Like many health care providers, Dr. Morris occasionally provides free health care for those in need. Federally qualified safety net clinics are available in many communities to give care, regardless of ability to pay. In Multnomah County, 13 such clinics fall under the umbrella of the Coalition of Community Health Clinics. But when a patient needs more than the safety net can provide, then both patient and doctor face formidable obstacles. Patients may fail to get the care they need. A recent report says that an average of one Oregonian per day dies due to lack of health insurance.
Even when there is a specialist like Dr. Morris willing to provide care, too often the doctor or safety net clinic has to track down and convince other specialists, labs, diagnostic imaging providers and hospitals to give services for free. Cancer surgery can be very complex, Dr. Morris explains. It can involve radiology, anesthesiology, nursing, hospital inpatient services, pathology and support staff such as respiratory and occupational therapy. It requires a great deal of coordination.
“I can do the charity case, but all the other parts have to be arranged by the hospital,” Dr. Morris said. “If I can’t get that support, I can’t do what I need to do.”
Often, coordinating these services—finding the specialists who will provide care for free—will delay surgery by a couple of weeks.
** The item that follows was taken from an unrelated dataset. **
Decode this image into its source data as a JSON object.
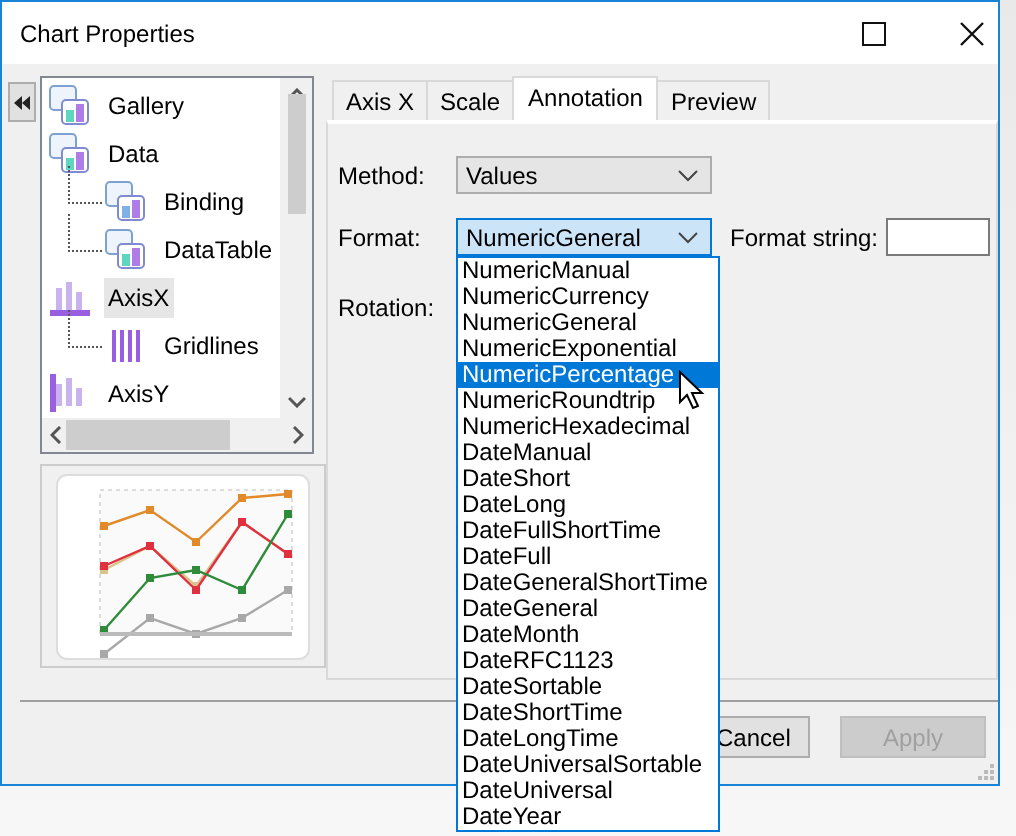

If a clinic or hospital takes on too many charity cases, care coordination can use valuable time and resources that could have been spent on diagnosis and treatment.
By recruiting other specialists to join her as a Project Access volunteer, Dr. Morris is looking forward to fewer frustrations for her and other health care providers as well as better care for those in need in Northwest Oregon and Southwest Washington.
“The biggest frustration for physicians and danger for patients are the times when a patient may not have a life-threatening problem just yet can’t afford to get needed treatment,” Dr. Morris said. She recalled a woman who had a lump in her breast and needed surgery. Without health insurance or access to inexpensive care, she had delayed making an appointment with Dr. Morris for several months. By that time, the disease was in an advanced stage and had spread to the woman’s internal organs. “If she had primary care, if she had access to specialty care, it’s highly likely that this would have been caught and she would have had a chance,” Dr. Morris said. But she didn’t. She was not yet 35 years old.
Without Project Access, all the separate components that make up a complicated procedure such as cancer surgery would have to be coordinated by the hospital or physician. “That’s a huge benefit and lifts a huge burden,” Dr. Morris said. “I think it’s a phenomenal program, I am so impressed.”